The hubs are designed, DOE says, to target major national energy goals by integrating and coordinating research across multiple institutions in a way similar to the Manhattan Project and other efforts. One institution was chosen to head each hub, overseeing the research and the money – for Ames Lab’s Critical Materials Institute, that’s $120 million over five years.
The hubs were awarded competitively, and naming Ames Lab to lead the effort in critical materials recognizes the facility’s expertise in rare earth elements and materials science. Long before China came to dominate rare-earth production, making the metals a cause célèbre for American policymakers, Ames Lab was studying their properties and uses in high-tech magnets and other devices. For decades, the lab maintained the Rare-earth Information Center, a clearinghouse and database for information about rare-earths research developments, and issued the quarterly RIC News. (I received and read the newsletter during my years as Ames bureau reporter for the Des Moines Register.)
Ames Lab metallurgist Karl Gschneidner even has become known internationally as “Mr. Rare Earth” for his research in the subject since earning his 1957 doctoral at ISU. Gschneidner still works at Ames Lab and will be chief scientist for the Critical Materials Institute.

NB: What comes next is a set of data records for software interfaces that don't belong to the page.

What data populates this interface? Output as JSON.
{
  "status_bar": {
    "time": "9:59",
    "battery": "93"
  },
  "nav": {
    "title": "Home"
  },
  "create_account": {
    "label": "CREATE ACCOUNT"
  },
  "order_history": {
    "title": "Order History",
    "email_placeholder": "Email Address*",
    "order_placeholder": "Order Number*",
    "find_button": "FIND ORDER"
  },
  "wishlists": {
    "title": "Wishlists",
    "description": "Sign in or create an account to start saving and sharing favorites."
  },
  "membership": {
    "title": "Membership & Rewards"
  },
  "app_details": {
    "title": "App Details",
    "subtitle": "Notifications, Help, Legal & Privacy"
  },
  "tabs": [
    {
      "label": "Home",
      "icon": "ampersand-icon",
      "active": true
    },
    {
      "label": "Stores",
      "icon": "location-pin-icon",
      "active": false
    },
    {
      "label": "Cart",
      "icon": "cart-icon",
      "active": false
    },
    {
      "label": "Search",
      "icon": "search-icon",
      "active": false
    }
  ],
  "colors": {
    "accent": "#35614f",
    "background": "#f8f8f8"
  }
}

The other hubs provide clues to how big this is for Ames Lab and ISU. The lab is considered a minor star in the constellation of DOE facilities. Because it’s largely dedicated to a single subject – materials – it’s smaller and ranks behind the multipurpose national laboratories like Lawrence Berkeley.

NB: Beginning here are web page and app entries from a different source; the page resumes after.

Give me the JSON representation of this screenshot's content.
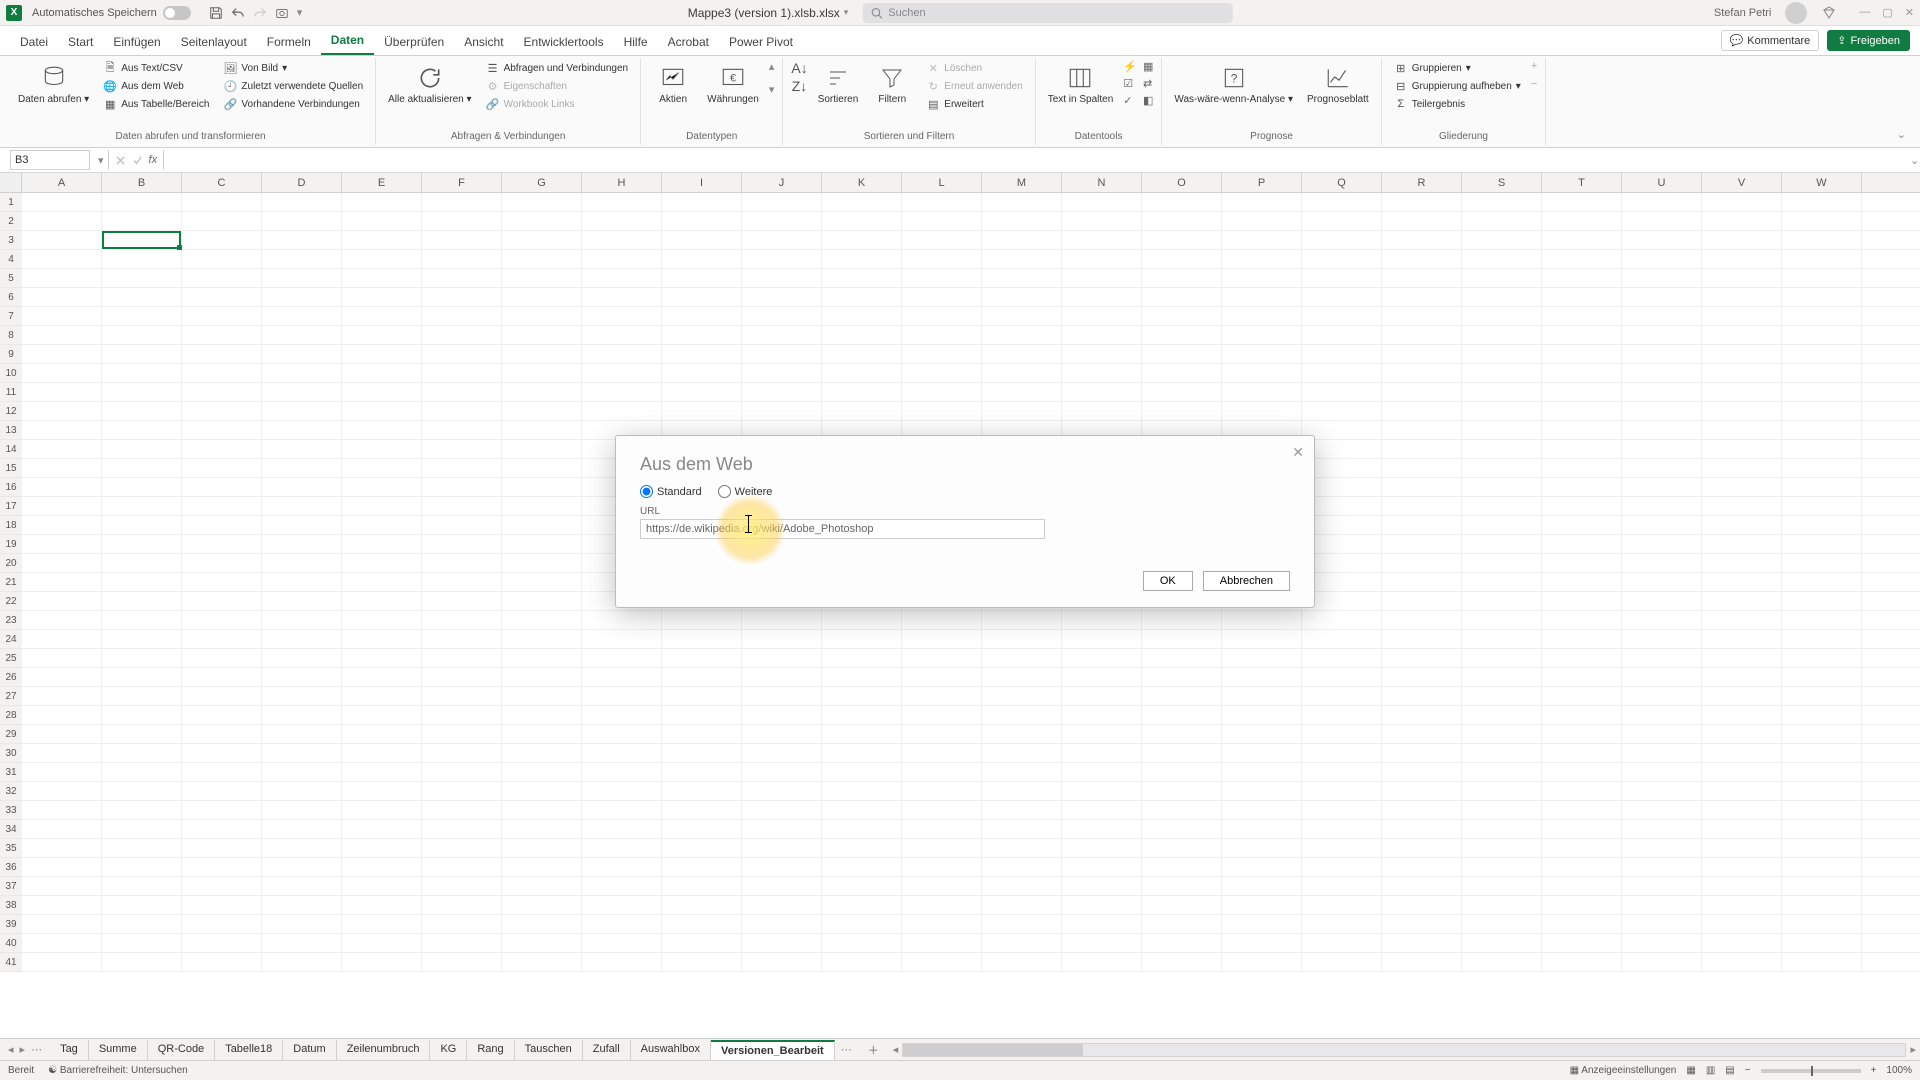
{
  "titlebar": {
    "autosave_label": "Automatisches Speichern",
    "filename": "Mappe3 (version 1).xlsb.xlsx",
    "search_placeholder": "Suchen",
    "username": "Stefan Petri"
  },
  "menutabs": {
    "items": [
      "Datei",
      "Start",
      "Einfügen",
      "Seitenlayout",
      "Formeln",
      "Daten",
      "Überprüfen",
      "Ansicht",
      "Entwicklertools",
      "Hilfe",
      "Acrobat",
      "Power Pivot"
    ],
    "active_index": 5,
    "comments": "Kommentare",
    "share": "Freigeben"
  },
  "ribbon": {
    "g1": {
      "big": "Daten abrufen",
      "items": [
        "Aus Text/CSV",
        "Aus dem Web",
        "Aus Tabelle/Bereich",
        "Von Bild",
        "Zuletzt verwendete Quellen",
        "Vorhandene Verbindungen"
      ],
      "label": "Daten abrufen und transformieren"
    },
    "g2": {
      "big": "Alle aktualisieren",
      "items": [
        "Abfragen und Verbindungen",
        "Eigenschaften",
        "Workbook Links"
      ],
      "label": "Abfragen & Verbindungen"
    },
    "g3": {
      "big1": "Aktien",
      "big2": "Währungen",
      "label": "Datentypen"
    },
    "g4": {
      "sort_btn": "Sortieren",
      "filter_btn": "Filtern",
      "items": [
        "Löschen",
        "Erneut anwenden",
        "Erweitert"
      ],
      "label": "Sortieren und Filtern"
    },
    "g5": {
      "big": "Text in Spalten",
      "label": "Datentools"
    },
    "g6": {
      "big1": "Was-wäre-wenn-Analyse",
      "big2": "Prognoseblatt",
      "label": "Prognose"
    },
    "g7": {
      "items": [
        "Gruppieren",
        "Gruppierung aufheben",
        "Teilergebnis"
      ],
      "label": "Gliederung"
    }
  },
  "namebox": {
    "value": "B3"
  },
  "columns": [
    "A",
    "B",
    "C",
    "D",
    "E",
    "F",
    "G",
    "H",
    "I",
    "J",
    "K",
    "L",
    "M",
    "N",
    "O",
    "P",
    "Q",
    "R",
    "S",
    "T",
    "U",
    "V",
    "W"
  ],
  "row_count": 41,
  "selected_cell": {
    "col": 1,
    "row": 2
  },
  "sheettabs": {
    "items": [
      "Tag",
      "Summe",
      "QR-Code",
      "Tabelle18",
      "Datum",
      "Zeilenumbruch",
      "KG",
      "Rang",
      "Tauschen",
      "Zufall",
      "Auswahlbox",
      "Versionen_Bearbeit"
    ],
    "active_index": 11
  },
  "statusbar": {
    "ready": "Bereit",
    "accessibility": "Barrierefreiheit: Untersuchen",
    "display_settings": "Anzeigeeinstellungen",
    "zoom": "100%"
  },
  "dialog": {
    "title": "Aus dem Web",
    "radio_standard": "Standard",
    "radio_weitere": "Weitere",
    "url_label": "URL",
    "url_value": "https://de.wikipedia.org/wiki/Adobe_Photoshop",
    "ok": "OK",
    "cancel": "Abbrechen"
  }
}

Now look at the two other labs chosen to lead hubs: Argonne National Laboratory, near Chicago, which runs the Batteries and Energy Storage Hub, and Tennessee’s Oak Ridge National Laboratory, which runs the Nuclear Modeling and Simulation Innovation Hub. They’re among the system’s largest, with big research portfolios and giant facilities, like linear accelerators and world-leading supercomputers.

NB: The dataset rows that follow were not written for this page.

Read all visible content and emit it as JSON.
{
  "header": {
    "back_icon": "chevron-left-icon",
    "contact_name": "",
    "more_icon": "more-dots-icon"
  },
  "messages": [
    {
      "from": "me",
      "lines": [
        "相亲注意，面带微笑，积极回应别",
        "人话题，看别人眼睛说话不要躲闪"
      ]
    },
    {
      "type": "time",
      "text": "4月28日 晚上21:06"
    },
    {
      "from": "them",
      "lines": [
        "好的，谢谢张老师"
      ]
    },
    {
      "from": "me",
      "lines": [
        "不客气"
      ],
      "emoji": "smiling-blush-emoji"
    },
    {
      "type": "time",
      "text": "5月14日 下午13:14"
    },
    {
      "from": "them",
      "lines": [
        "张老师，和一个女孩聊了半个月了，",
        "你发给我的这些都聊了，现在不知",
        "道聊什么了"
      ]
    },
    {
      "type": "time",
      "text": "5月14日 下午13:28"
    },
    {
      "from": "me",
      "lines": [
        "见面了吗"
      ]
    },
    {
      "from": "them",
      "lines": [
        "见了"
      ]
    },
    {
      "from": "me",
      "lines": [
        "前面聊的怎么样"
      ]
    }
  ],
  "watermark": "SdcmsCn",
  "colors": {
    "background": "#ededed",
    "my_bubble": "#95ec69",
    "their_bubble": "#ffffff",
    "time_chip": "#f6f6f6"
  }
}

Next, consider the Critical Materials Institute’s partner institutions: Idaho, Lawrence Livermore and Oak Ridge national laboratories, along with multiple universities (including ISU) and companies (among them: General Electric). Each of those labs is bigger and, especially Livermore and Oak Ridge, have broader missions.
Getting the critical materials hub is a plum that’s vaulted Ames Lab into a pretty good neighborhood.
But money may be an even bigger gauge of the program’s importance to the lab. If the $120 million is split over the hub’s five-year life, it’s $24 million a year (although it’s unlikely to be doled out in such regular installments, the DOE observer told me). The lab’s 2011 estimated budget was just $33.5 million. The hub grant, in theory, would almost double that.
Ames Lab and its director, Alex King (who also heads the hub) will pass most of that money through to the other institutions. (An Ames Lab article says in the first year the lab will get about $2.9 million for operation and $6.8 million for capital expenditures. In later years it will get $5 million to $7 million for operations.) But, as my contact told me, Ames Lab will have a big say in how the money is spent.
Like its role the Manhattan Project, the materials hub is another chance for Ames Laboratory, ISU and Iowa to help the United States get more of the elements needed for energy efficiency, defense and other vital needs, and to find alternatives to those we can’t get.